It turns out, unfortunately, that the financial and fiscal problems associated with longevity may be a lot bigger than we thought. The good news is that if we act now, we can find solutions that limit hardship and disruption.
The global financial system remains fragile. It is urgent to restore confidence in the euro area and beyond. Otherwise we run the risk of a deepening of the crisis, with far-reaching global economic and social consequences.
Several shocks have recently buffeted the global financial system: unequivocal signs of a broader global economic slowdown; fresh market turbulence in the euro area; and the credit downgrade of the United States.
What drives the investment decisions of investors with a longer time horizon? Our research found these investors generally do not look at differences in interest rates among countries when deciding where to invest.
Europe's sovereign debt crisis, fiscal challenges in advanced economies, concerns about overheating in emerging market countries, and the impact of rising food prices. These were the hot topics this year in Davos.
In emerging markets, policymakers must act now to avoid future crises.
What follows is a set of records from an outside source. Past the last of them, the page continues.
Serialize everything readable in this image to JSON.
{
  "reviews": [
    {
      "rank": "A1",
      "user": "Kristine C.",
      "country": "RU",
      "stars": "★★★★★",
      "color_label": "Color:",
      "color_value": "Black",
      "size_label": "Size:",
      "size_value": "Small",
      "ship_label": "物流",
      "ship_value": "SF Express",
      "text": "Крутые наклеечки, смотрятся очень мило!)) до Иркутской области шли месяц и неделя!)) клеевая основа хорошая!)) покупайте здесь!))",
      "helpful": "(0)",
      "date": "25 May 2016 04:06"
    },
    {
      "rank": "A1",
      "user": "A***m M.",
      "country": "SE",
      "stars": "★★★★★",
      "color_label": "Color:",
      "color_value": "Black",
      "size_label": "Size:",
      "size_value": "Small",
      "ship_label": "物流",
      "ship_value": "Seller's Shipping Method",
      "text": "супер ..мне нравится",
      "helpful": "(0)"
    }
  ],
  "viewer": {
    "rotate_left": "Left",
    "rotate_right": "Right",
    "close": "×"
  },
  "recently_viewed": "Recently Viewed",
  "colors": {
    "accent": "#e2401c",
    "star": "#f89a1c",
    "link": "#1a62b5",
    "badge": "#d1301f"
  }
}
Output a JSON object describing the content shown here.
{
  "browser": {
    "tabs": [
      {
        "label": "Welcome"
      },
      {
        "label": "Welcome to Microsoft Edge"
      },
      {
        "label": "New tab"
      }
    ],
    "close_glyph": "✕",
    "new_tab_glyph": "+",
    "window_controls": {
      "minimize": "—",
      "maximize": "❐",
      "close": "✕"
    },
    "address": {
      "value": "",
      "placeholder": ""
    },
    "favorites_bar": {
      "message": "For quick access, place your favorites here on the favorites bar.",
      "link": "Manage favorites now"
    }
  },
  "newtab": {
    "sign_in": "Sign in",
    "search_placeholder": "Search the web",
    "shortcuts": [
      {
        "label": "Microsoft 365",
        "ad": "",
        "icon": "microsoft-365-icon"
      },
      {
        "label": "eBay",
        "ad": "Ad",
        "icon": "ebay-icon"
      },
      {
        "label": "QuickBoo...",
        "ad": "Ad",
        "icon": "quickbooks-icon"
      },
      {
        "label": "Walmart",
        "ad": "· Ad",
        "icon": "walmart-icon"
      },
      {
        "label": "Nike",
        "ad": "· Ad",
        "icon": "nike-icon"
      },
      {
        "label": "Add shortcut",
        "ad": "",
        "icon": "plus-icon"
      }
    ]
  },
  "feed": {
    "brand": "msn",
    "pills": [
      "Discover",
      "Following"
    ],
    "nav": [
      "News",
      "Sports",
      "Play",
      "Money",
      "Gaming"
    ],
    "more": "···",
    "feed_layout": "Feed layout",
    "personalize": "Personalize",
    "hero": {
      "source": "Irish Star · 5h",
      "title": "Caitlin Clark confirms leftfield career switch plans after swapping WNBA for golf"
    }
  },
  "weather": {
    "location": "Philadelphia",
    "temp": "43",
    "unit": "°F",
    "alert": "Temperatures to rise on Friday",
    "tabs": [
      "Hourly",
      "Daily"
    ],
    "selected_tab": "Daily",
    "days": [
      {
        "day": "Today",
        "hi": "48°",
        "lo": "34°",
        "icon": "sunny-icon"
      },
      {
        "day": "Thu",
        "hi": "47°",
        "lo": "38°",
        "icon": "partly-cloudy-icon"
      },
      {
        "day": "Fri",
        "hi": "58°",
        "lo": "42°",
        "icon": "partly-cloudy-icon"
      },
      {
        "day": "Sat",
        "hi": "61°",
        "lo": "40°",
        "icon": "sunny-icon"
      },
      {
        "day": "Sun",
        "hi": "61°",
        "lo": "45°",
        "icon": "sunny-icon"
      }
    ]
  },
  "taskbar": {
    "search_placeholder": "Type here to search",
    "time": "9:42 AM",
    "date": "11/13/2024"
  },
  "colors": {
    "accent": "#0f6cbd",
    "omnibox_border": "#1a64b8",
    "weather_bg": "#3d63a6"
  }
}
It is important to maintain the appropriate mix of macroeconomic and prudential financial policies to deal with the challenges posed by capital inflows.